"That is something that doesn't make immediate logical sense," Rosenblum said in an email, adding that, while resale and rental are growing retail segments now, they're not likely infinite. "Sure they're hot, but how many do we need? And what happens to the rentals when they get tired? On the one hand, it's a plus for environmental sustainability, but again, there's a limit to market size."
In fact, RevTrax's Treiber sees it as more of a "liquidation" of Lord & Taylor. "Le Tote's big bet is that they can successfully make the necessary sweeping changes at such enormous scale within a short time-frame," he said. "For L&T, I believe their brand and business as we know it today is over. The future of L&T is dependent on a successful rebranding to Le Tote, while taking the best of their assortment, merchandising and supply-chain infrastructure and converting their business into a massive omni-channel rental business going forward. My prediction is that within 18 months, L&T will be a distant memory."
The real winner
Some analysts actually see HBC, rather than Le Tote or Lord & Taylor, as having by far the most to gain from this deal.
For starters, the "transaction is consistent with HBC's plans to focus on Saks and Hudson's Bay and will give HBC attractive exposure to new talent and capabilities," according to the Cowen note.
It's also yet another indication of HBC's preoccupation with real estate, something that brought Lord & Taylor into HBC Governor Richard Baker's portfolio in the first place. The banner launched Baker's retail career when his real estate firm acquired it in 2006, and it's continued with the acquisition of HBC, Saks and other retail companies. In recent months, though, Lord & Taylor, like HBC's investments in Europe, has been an asset to unload, including its Italianate flagship on Fifth Avenue in New York this year.
"From my perspective, HBC is slowly transforming from retail company to investor/real estate company," Stephens said. "It's been years since I've seen any real signs of a defined, articulated retail strategy aimed at reimagining or reinventing their business.
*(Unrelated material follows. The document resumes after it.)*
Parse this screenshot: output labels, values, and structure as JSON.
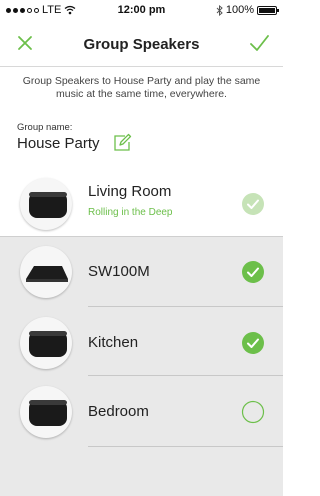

Rather, it's been all about the acquisition and liquidation of assets and holdings."
In this case, from what has been made public so far, Nick Egelanian, president of retail real estate development firm Siteworks, sees little attention to retail or "any long term commitment to the stores."
"In essence, It appears that HBC dumped the chain for little more than salvage value — and looking further into it, the buyer is not even really a retailer," he told Retail Dive in an email "HBC, probably as a condition of landlord and/or lender approvals, will remain liable on the Lord and Taylor leases and makes no guarantees as to the future of the business."
The ultimate question, Stephens says of HBC's approach to its holdings, "is 'to what end?'"
The answer could be — the end of the department store and the mall. Lord & Taylor is a bit player, considering it "does only about $1.4 billion in annual volume or about 6% the size of Macy's," according to Egelanian.
"But this is just one more small step in the unwinding of the American regional mall model," he said, "which has been in steady irreversible decline since full-line department store volumes and market share began to decline starting back in the mid-1980's."